Events, features and things to do for families in New Hampshire
By Kathy Bates
I like to cook with different herbs that I grow. However, I can’t cook without assistance from someone. The prep work of cutting vegetables is the most difficult part for me, but once that’s done I am free to be the chef.
Choosing what to cook and how to cook it is the most important part of any culinary masterpiece. The same is true about the concept of independent living.
Independent living is one of those phrases tossed around by those who live or work within the human service system. I find this very interesting because the phrase itself has nothing to do with being able to do anything totally independently. What is independent living anyway? The concept has more to do with being able to make choices and fully participate in our own lives than living without the assistance of friends, family or direct support professionals.
None of us live independently; it would be more accurate to say that we live interdependently. I often hear statements from parents like, “My son has a disability and he cannot manage his money. He will never be able to live in his own apartment.” Well, if cooking or managing money were true prerequisites for living independently, we all know someone who could not live up to those standards.
Learning new things always takes practice. There is dignity in risk and even in failure. We learn from our mistakes. Some people who have disabilities need a little more support to be independent, but everyone should have the right to decide how to spend their day. Self determination or self-directed services allow individuals to make choices. They make decisions about who provides these services and how or when they are used. Therefore, it doesn’t matter if a person needs support to help them make choices as long as the basic belief is that everyone deserves the right to make them.
Several fundamental beliefs have been incorporated to create the basis of the independent living philosophy. We as human beings are all unique and should celebrate our differences as well as our similarities. This is no different for individuals with disabilities. We are the experts of our own lives. People who experience disabilities as a part of their everyday lives are best qualified to discuss and share their knowledge with others of the issues they may face.
For this reason peer support is one of the primary focuses of the independent living philosophy.
Even though disability touches every society and every community, we are still a minority and as a minority we are oppressed. It is very important our voices be heard. One of the best ways to do this is to encourage each other to take on leadership roles as directors, board members and employees of agencies that serve people who experience disabilities. Parents need to provide opportunities for their children to advocate for themselves. I believe children need to see advocacy in action and everyone needs a voice even if they have difficulty with communication.
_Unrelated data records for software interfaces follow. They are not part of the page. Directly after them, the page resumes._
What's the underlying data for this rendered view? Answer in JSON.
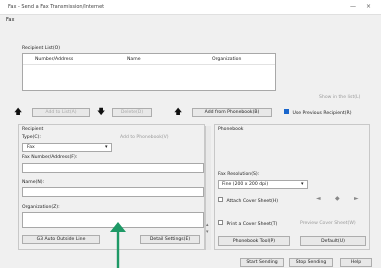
{
  "window": {
    "title": "Fax - Send a Fax Transmission/Internet",
    "minimize": "—",
    "close": "×"
  },
  "menu": {
    "file": "Fax"
  },
  "recipients": {
    "label": "Recipient List(O)",
    "columns": [
      "Number/Address",
      "Name",
      "Organization"
    ],
    "show_in_list": "Show in the list(L)"
  },
  "list_toolbar": {
    "add_entry": "Add to List(A)",
    "delete": "Delete(D)",
    "add_from_phonebook": "Add from Phonebook(B)",
    "use_previous": "Use Previous Recipient(R)",
    "use_previous_checked": true
  },
  "recipient": {
    "section": "Recipient",
    "type_label": "Type(C):",
    "type_value": "Fax",
    "register_link": "Add to Phonebook(V)",
    "number_label": "Fax Number/Address(F):",
    "name_label": "Name(N):",
    "org_label": "Organization(Z):",
    "auto_line": "G3 Auto Outside Line",
    "detail_settings": "Detail Settings(E)"
  },
  "coversheet": {
    "section": "Phonebook",
    "resolution_label": "Fax Resolution(S):",
    "resolution_value": "Fine (200 x 200 dpi)",
    "attach_label": "Attach Cover Sheet(H)",
    "attach_checked": false,
    "print_label": "Print a Cover Sheet(T)",
    "print_checked": false,
    "preview": "Preview Cover Sheet(W)",
    "fax_settings": "Phonebook Tool(P)",
    "default": "Default(U)"
  },
  "footer": {
    "start": "Start Sending",
    "stop": "Stop Sending",
    "help": "Help"
  },
  "colors": {
    "annotation_arrow": "#1e9966",
    "check_on": "#1a66cc"
  }
}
Cross disability is an important part of this philosophy. Despite the specific differences of individual disabilities, we all have to deal with many of the same issues. All agencies, boards, councils and committees that serve people with disabilities should primarily have a cross disability focus. In fact, many issues such as transportation, employment, education and health care also impact the larger community. All programs designed to serve people should strive to ensure equal social, cultural, economic and political opportunities for all citizens.
If we believe in the independent living philosophy then we see people who have disabilities as individuals that have gifts and talents who can participate fully in their own lives. We are not only service recipients, but we also contribute to our communities.
Kathy Bates is a writer, advocate and teacher. She has a degree in elementary education from St. Andrews Presbyterian College in Laurinburg, NC. She has been a group leader for the Leadership Series through the Institute on Disability for more than 10 years, and has advised People First of New Hampshire. Bates recently started her own consulting business, Wings and Wheels Consulting Services.
Last updated by Morgen Thiboult Sep 12, 2011.